ASSESS YOUR STRENGTHS
I’m a big fan of looking in the mirror and challenging your thinking to assess a realistic perspective. Even the most motivated and driven among us shouldn’t assume that just because they’ve had success in one role, they will be equally well-suited for another. Put yourself in a new hiring manager’s shoes. If you have two candidates to choose from, and one has played a similar role before while the other is aspirational, which would you chose? Obviously, as someone career switching, you’d already be at a disadvantage. We can’t just make up for experience we don’t have. We can, however, find the links between what we have done, and what the new role would require of us. Perhaps it’s customer service at the core of the old and new, or maybe it’s deep analytical knowledge. Whatever it is, outline your strengths, and find ways to map them to the new role/field.
PRO TIP: Once you’ve gathered intel from your research and networking, and determined how your current skills map to your desired role, update your resume to highlight relevant core key skills applicable to your new desired role. And then practice your talk track. Namely, spend time practicing how you’d answer interview questions honestly, while selling yourself on how what you’ve done has application to what you want to be doing. The more comfortable you get sharing - and selling - your story, the better chance you have of helping others to take a gamble on you.
ADD A DOSE OF REALISM AND A BIG DASH OF HARD WORK
Sure it sounds sexy to go off and tackle a new career. Maybe you’ve done your homework, and are convinced you found the career and space you are passionate about. Now do the gut check. While you might be making strides in your current career, you’ll be a relative newbie in your desired one. Are you prepared to take a pay cut? Are you willing to work harder than all of your new peers to play catch up to learn? If you aren’t, pause again. Taking classes to learn more about the new role and industry can bolster your skills. Places like the Startup Institute, General Assembly or a variety of online universities offer affordable means to build skills to help you prepare.
PRO TIP: Of course this sounds like a lot of work; it should be. You are asking an employer to take a gamble on you and hire you into a new role. Be able to show clear evidence that this isn’t just a whim; you are willing and have put the work in to show your commitment.

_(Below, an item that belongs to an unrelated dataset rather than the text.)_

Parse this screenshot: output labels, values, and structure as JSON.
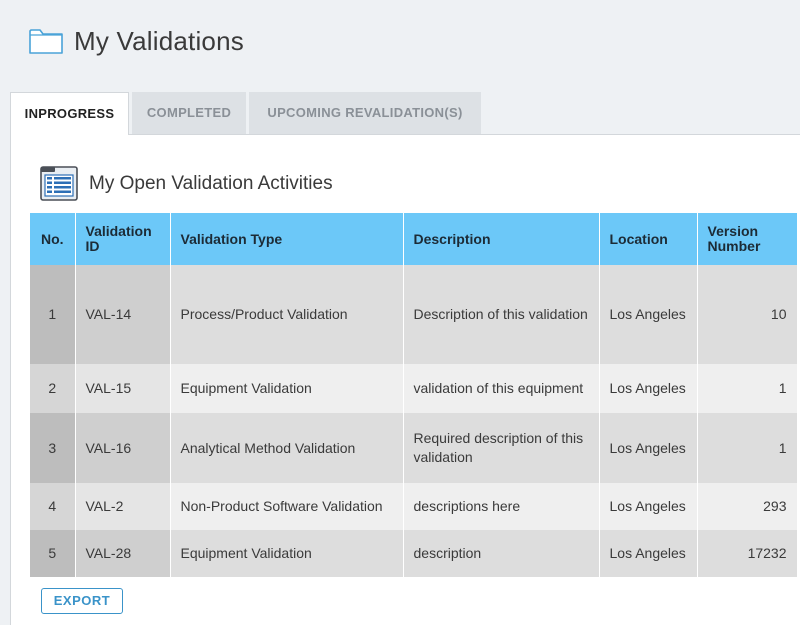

Obviously, if your new dream role exists in your current company and you are an employee in good standing, start there. If you are uncomfortable speaking to your manager about wanting to explore a new role, speak to a trusted person in your human resources or people strategy team. They can aid you in navigating those conversations and potential transitions. If you are an outstanding employee, your company will want to retain you, and will likely aid you in finding a different role. Making a big move like this in a place where you already have a great reputation is that much smoother. Just be above board with your intentions and process; explain the motivation for wanting to move to a new field. If managers understand it isn’t a matter of disloyalty or running from them, they are far more likely to help you. If you want to start fresh, be prepared for a lot of work to help you achieve your goals. Rarely does anyone hand us anything in life. Take the time, do your homework, and build your skills. If you are truly motivated to switch careers, you’ll find your way.